======== Dataset

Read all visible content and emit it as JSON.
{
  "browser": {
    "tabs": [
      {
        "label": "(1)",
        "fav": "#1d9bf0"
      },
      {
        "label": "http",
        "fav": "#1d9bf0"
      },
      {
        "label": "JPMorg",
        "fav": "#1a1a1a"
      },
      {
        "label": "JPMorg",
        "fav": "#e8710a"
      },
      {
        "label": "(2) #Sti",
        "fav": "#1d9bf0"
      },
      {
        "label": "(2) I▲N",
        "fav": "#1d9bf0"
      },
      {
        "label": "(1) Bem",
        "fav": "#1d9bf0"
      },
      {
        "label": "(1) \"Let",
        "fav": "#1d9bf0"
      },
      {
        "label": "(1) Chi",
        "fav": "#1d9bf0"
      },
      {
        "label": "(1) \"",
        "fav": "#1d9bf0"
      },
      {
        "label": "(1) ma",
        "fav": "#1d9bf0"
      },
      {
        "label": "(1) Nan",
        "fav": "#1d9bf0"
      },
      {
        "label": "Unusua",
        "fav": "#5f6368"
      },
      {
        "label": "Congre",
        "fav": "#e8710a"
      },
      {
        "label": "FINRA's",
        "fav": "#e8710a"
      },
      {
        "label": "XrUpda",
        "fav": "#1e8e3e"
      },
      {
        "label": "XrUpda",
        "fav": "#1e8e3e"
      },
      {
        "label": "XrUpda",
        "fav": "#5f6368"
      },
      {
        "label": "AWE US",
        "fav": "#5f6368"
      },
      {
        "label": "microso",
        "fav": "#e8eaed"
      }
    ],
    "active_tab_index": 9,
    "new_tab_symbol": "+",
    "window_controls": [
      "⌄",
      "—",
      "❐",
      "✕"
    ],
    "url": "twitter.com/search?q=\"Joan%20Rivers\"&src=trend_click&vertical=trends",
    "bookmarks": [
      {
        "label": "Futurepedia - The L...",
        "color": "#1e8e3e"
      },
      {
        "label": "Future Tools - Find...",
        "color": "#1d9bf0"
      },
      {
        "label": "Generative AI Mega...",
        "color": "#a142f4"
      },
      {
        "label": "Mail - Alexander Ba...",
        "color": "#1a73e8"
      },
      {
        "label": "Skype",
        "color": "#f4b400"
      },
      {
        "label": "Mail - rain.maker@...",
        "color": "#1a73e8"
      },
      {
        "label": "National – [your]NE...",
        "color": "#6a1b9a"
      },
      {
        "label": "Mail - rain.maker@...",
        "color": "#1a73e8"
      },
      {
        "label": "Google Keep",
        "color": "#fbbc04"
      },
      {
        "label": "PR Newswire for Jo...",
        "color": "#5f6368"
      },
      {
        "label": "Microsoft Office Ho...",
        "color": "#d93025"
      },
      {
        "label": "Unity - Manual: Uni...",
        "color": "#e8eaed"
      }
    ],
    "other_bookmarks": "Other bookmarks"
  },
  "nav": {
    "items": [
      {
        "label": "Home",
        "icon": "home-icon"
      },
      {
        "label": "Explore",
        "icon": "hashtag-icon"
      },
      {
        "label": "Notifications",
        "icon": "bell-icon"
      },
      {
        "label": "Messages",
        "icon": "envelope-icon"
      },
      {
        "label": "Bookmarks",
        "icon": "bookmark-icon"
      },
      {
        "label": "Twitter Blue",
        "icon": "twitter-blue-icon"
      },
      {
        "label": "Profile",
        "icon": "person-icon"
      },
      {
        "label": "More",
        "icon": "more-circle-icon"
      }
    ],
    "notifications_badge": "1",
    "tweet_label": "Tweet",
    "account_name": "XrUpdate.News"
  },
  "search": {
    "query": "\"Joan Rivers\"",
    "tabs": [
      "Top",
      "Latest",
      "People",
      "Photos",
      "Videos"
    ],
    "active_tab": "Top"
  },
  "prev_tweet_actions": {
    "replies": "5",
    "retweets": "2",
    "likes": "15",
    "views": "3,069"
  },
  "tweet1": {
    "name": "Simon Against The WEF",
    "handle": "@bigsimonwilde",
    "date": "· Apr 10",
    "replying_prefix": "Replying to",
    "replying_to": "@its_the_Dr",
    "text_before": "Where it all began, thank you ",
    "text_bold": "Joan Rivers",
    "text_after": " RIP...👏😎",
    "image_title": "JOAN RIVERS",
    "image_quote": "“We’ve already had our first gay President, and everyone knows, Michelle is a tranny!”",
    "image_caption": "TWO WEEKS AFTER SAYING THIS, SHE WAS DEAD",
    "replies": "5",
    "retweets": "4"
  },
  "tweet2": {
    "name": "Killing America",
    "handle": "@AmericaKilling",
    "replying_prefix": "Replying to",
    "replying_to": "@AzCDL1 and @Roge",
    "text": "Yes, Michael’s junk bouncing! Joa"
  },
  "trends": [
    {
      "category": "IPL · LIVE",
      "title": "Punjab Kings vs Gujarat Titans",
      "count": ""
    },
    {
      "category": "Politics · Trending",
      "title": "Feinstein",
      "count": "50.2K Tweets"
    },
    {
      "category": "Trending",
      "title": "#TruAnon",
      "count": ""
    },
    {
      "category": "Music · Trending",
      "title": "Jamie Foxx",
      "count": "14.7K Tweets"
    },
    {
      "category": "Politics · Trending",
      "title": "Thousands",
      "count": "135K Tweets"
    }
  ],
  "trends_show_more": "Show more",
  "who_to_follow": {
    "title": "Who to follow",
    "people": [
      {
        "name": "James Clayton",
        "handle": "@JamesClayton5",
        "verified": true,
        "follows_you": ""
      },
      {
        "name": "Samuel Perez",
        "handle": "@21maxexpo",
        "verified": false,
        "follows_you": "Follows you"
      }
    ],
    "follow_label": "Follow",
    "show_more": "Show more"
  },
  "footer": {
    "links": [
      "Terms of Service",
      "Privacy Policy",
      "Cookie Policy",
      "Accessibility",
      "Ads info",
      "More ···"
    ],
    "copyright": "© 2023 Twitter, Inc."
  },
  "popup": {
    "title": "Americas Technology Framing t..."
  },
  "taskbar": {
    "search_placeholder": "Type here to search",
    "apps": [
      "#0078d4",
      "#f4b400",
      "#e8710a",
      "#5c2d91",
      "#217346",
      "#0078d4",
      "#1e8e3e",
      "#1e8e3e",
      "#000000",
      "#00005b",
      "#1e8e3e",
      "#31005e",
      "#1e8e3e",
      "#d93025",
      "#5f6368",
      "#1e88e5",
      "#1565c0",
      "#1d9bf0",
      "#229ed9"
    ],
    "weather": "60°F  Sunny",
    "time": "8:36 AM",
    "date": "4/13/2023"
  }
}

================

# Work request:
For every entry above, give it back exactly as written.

# Solved problem:
Read all visible content and emit it as JSON.
{
  "browser": {
    "tabs": [
      {
        "label": "(1)",
        "fav": "#1d9bf0"
      },
      {
        "label": "http",
        "fav": "#1d9bf0"
      },
      {
        "label": "JPMorg",
        "fav": "#1a1a1a"
      },
      {
        "label": "JPMorg",
        "fav": "#e8710a"
      },
      {
        "label": "(2) #Sti",
        "fav": "#1d9bf0"
      },
      {
        "label": "(2) I▲N",
        "fav": "#1d9bf0"
      },
      {
        "label": "(1) Bem",
        "fav": "#1d9bf0"
      },
      {
        "label": "(1) \"Let",
        "fav": "#1d9bf0"
      },
      {
        "label": "(1) Chi",
        "fav": "#1d9bf0"
      },
      {
        "label": "(1) \"",
        "fav": "#1d9bf0"
      },
      {
        "label": "(1) ma",
        "fav": "#1d9bf0"
      },
      {
        "label": "(1) Nan",
        "fav": "#1d9bf0"
      },
      {
        "label": "Unusua",
        "fav": "#5f6368"
      },
      {
        "label": "Congre",
        "fav": "#e8710a"
      },
      {
        "label": "FINRA's",
        "fav": "#e8710a"
      },
      {
        "label": "XrUpda",
        "fav": "#1e8e3e"
      },
      {
        "label": "XrUpda",
        "fav": "#1e8e3e"
      },
      {
        "label": "XrUpda",
        "fav": "#5f6368"
      },
      {
        "label": "AWE US",
        "fav": "#5f6368"
      },
      {
        "label": "microso",
        "fav": "#e8eaed"
      }
    ],
    "active_tab_index": 9,
    "new_tab_symbol": "+",
    "window_controls": [
      "⌄",
      "—",
      "❐",
      "✕"
    ],
    "url": "twitter.com/search?q=\"Joan%20Rivers\"&src=trend_click&vertical=trends",
    "bookmarks": [
      {
        "label": "Futurepedia - The L...",
        "color": "#1e8e3e"
      },
      {
        "label": "Future Tools - Find...",
        "color": "#1d9bf0"
      },
      {
        "label": "Generative AI Mega...",
        "color": "#a142f4"
      },
      {
        "label": "Mail - Alexander Ba...",
        "color": "#1a73e8"
      },
      {
        "label": "Skype",
        "color": "#f4b400"
      },
      {
        "label": "Mail - rain.maker@...",
        "color": "#1a73e8"
      },
      {
        "label": "National – [your]NE...",
        "color": "#6a1b9a"
      },
      {
        "label": "Mail - rain.maker@...",
        "color": "#1a73e8"
      },
      {
        "label": "Google Keep",
        "color": "#fbbc04"
      },
      {
        "label": "PR Newswire for Jo...",
        "color": "#5f6368"
      },
      {
        "label": "Microsoft Office Ho...",
        "color": "#d93025"
      },
      {
        "label": "Unity - Manual: Uni...",
        "color": "#e8eaed"
      }
    ],
    "other_bookmarks": "Other bookmarks"
  },
  "nav": {
    "items": [
      {
        "label": "Home",
        "icon": "home-icon"
      },
      {
        "label": "Explore",
        "icon": "hashtag-icon"
      },
      {
        "label": "Notifications",
        "icon": "bell-icon"
      },
      {
        "label": "Messages",
        "icon": "envelope-icon"
      },
      {
        "label": "Bookmarks",
        "icon": "bookmark-icon"
      },
      {
        "label": "Twitter Blue",
        "icon": "twitter-blue-icon"
      },
      {
        "label": "Profile",
        "icon": "person-icon"
      },
      {
        "label": "More",
        "icon": "more-circle-icon"
      }
    ],
    "notifications_badge": "1",
    "tweet_label": "Tweet",
    "account_name": "XrUpdate.News"
  },
  "search": {
    "query": "\"Joan Rivers\"",
    "tabs": [
      "Top",
      "Latest",
      "People",
      "Photos",
      "Videos"
    ],
    "active_tab": "Top"
  },
  "prev_tweet_actions": {
    "replies": "5",
    "retweets": "2",
    "likes": "15",
    "views": "3,069"
  },
  "tweet1": {
    "name": "Simon Against The WEF",
    "handle": "@bigsimonwilde",
    "date": "· Apr 10",
    "replying_prefix": "Replying to",
    "replying_to": "@its_the_Dr",
    "text_before": "Where it all began, thank you ",
    "text_bold": "Joan Rivers",
    "text_after": " RIP...👏😎",
    "image_title": "JOAN RIVERS",
    "image_quote": "“We’ve already had our first gay President, and everyone knows, Michelle is a tranny!”",
    "image_caption": "TWO WEEKS AFTER SAYING THIS, SHE WAS DEAD",
    "replies": "5",
    "retweets": "4"
  },
  "tweet2": {
    "name": "Killing America",
    "handle": "@AmericaKilling",
    "replying_prefix": "Replying to",
    "replying_to": "@AzCDL1 and @Roge",
    "text": "Yes, Michael’s junk bouncing! Joa"
  },
  "trends": [
    {
      "category": "IPL · LIVE",
      "title": "Punjab Kings vs Gujarat Titans",
      "count": ""
    },
    {
      "category": "Politics · Trending",
      "title": "Feinstein",
      "count": "50.2K Tweets"
    },
    {
      "category": "Trending",
      "title": "#TruAnon",
      "count": ""
    },
    {
      "category": "Music · Trending",
      "title": "Jamie Foxx",
      "count": "14.7K Tweets"
    },
    {
      "category": "Politics · Trending",
      "title": "Thousands",
      "count": "135K Tweets"
    }
  ],
  "trends_show_more": "Show more",
  "who_to_follow": {
    "title": "Who to follow",
    "people": [
      {
        "name": "James Clayton",
        "handle": "@JamesClayton5",
        "verified": true,
        "follows_you": ""
      },
      {
        "name": "Samuel Perez",
        "handle": "@21maxexpo",
        "verified": false,
        "follows_you": "Follows you"
      }
    ],
    "follow_label": "Follow",
    "show_more": "Show more"
  },
  "footer": {
    "links": [
      "Terms of Service",
      "Privacy Policy",
      "Cookie Policy",
      "Accessibility",
      "Ads info",
      "More ···"
    ],
    "copyright": "© 2023 Twitter, Inc."
  },
  "popup": {
    "title": "Americas Technology Framing t..."
  },
  "taskbar": {
    "search_placeholder": "Type here to search",
    "apps": [
      "#0078d4",
      "#f4b400",
      "#e8710a",
      "#5c2d91",
      "#217346",
      "#0078d4",
      "#1e8e3e",
      "#1e8e3e",
      "#000000",
      "#00005b",
      "#1e8e3e",
      "#31005e",
      "#1e8e3e",
      "#d93025",
      "#5f6368",
      "#1e88e5",
      "#1565c0",
      "#1d9bf0",
      "#229ed9"
    ],
    "weather": "60°F  Sunny",
    "time": "8:36 AM",
    "date": "4/13/2023"
  }
}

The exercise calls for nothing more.